In its first study on BPO services in the region, the market researcher predicts that the market will generate revenues of US$12 billion by 2009, up from US$5.4 billion in 2004.
Conrad Chang, IDC’s senior market analyst for IDC’s Asia-Pacific BPO services, noted in a media statement, that the growth will occur despite challenges presented by the varying stages of maturity of the different Asian markets.
Matured services markets such as Australia and New Zealand have taken to BPO services rather early, with Korea, Singapore and Hong Kong following closely behind, according to IDC. Other semi-mature services markets, the analyst added, do realize the cost efficiencies that can be derived from BPO services but are hesitant because of services continuity concerns as well as risk mitigation.
"So to succeed in the region, BPO service providers need to be able to clearly articulate the value proposition that is best-suited to each varied market," said Chang.
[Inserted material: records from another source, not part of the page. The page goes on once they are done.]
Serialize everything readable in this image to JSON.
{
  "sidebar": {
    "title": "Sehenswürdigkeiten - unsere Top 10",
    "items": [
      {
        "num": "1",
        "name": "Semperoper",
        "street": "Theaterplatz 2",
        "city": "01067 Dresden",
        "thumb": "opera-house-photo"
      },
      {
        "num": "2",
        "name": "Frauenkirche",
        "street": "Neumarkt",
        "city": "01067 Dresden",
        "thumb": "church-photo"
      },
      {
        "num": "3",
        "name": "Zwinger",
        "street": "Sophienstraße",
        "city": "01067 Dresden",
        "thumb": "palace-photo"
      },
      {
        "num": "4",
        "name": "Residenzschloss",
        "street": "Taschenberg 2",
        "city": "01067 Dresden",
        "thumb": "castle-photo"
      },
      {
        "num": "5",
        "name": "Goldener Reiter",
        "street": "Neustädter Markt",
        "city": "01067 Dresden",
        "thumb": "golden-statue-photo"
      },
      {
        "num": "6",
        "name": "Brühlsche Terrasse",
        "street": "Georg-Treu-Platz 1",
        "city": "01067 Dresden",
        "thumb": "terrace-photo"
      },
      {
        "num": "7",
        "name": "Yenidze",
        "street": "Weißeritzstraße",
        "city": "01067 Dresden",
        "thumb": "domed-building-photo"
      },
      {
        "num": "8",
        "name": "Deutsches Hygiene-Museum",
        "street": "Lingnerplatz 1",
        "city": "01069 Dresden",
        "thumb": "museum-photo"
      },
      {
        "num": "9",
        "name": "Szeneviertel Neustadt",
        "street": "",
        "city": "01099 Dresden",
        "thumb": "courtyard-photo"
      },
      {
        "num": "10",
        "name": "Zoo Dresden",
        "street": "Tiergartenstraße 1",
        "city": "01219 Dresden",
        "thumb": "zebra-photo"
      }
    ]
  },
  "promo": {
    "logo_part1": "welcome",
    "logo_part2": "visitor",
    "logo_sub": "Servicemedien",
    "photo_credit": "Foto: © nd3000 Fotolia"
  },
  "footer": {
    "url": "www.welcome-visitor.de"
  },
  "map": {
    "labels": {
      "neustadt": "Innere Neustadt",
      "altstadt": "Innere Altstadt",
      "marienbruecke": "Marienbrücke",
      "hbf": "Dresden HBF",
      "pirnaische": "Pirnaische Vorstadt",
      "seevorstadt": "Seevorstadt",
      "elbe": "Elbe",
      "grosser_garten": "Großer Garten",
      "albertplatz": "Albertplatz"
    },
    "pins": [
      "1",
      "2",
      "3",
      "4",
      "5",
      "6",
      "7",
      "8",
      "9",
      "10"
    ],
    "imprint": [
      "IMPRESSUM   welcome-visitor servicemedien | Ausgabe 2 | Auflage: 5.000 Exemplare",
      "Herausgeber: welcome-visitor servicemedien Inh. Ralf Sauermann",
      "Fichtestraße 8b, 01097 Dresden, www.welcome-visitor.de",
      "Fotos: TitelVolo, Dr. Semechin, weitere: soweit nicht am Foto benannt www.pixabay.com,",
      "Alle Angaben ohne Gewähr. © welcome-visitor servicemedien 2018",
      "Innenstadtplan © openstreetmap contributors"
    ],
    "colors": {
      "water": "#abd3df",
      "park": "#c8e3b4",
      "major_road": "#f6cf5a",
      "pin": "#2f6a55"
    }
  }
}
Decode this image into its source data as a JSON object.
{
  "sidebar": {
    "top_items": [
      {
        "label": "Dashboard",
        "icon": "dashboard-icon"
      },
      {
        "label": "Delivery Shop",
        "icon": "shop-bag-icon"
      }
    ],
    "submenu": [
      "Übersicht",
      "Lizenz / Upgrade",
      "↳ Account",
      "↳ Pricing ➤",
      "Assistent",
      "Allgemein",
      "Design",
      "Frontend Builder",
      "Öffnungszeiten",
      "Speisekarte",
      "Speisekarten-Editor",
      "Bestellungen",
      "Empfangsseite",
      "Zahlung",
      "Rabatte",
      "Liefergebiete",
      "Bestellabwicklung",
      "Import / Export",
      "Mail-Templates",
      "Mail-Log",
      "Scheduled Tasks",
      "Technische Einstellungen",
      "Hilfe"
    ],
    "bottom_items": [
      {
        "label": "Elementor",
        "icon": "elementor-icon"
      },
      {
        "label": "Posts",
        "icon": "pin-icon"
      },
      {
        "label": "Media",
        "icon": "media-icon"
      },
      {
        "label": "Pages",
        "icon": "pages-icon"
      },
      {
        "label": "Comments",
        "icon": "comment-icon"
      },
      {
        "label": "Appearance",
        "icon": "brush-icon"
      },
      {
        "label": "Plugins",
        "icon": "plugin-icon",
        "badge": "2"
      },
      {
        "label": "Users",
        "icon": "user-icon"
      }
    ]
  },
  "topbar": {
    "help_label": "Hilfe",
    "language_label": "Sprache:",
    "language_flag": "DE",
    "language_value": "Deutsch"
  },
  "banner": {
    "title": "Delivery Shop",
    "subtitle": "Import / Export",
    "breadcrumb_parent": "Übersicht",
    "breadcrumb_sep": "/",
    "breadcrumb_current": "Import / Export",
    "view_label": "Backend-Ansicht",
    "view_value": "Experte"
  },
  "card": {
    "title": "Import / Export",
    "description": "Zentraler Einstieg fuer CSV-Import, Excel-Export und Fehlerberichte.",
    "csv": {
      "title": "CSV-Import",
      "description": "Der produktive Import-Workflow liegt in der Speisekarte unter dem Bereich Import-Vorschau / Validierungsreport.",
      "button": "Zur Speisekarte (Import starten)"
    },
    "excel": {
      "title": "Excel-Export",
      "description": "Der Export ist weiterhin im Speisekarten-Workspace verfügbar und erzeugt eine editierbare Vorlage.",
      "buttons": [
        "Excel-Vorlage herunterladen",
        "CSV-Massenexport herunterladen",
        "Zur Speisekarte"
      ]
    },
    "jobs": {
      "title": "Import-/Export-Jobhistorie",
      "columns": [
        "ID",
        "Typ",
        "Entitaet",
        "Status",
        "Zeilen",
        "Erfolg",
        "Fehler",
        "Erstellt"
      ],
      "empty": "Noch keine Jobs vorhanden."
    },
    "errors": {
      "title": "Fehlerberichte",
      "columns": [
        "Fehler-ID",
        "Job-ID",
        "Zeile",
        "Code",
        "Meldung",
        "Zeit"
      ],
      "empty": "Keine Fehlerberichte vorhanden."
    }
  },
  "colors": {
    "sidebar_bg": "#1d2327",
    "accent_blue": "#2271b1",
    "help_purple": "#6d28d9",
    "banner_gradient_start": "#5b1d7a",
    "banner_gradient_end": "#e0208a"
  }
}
However, IDC has found that both vendors and their customers are confused about what BPO really means, loosely labeling any sort of outsourcing activity as BPO. In addition, many BPO service providers use the terms BPO and processing services interchangeably when there are actually key distinctions, according to IDC. BPO services enable the client’s operational aspects of the business function to be better aligned with the overall business needs, while process services transfers management and execution of activities or single business processes to an external provider.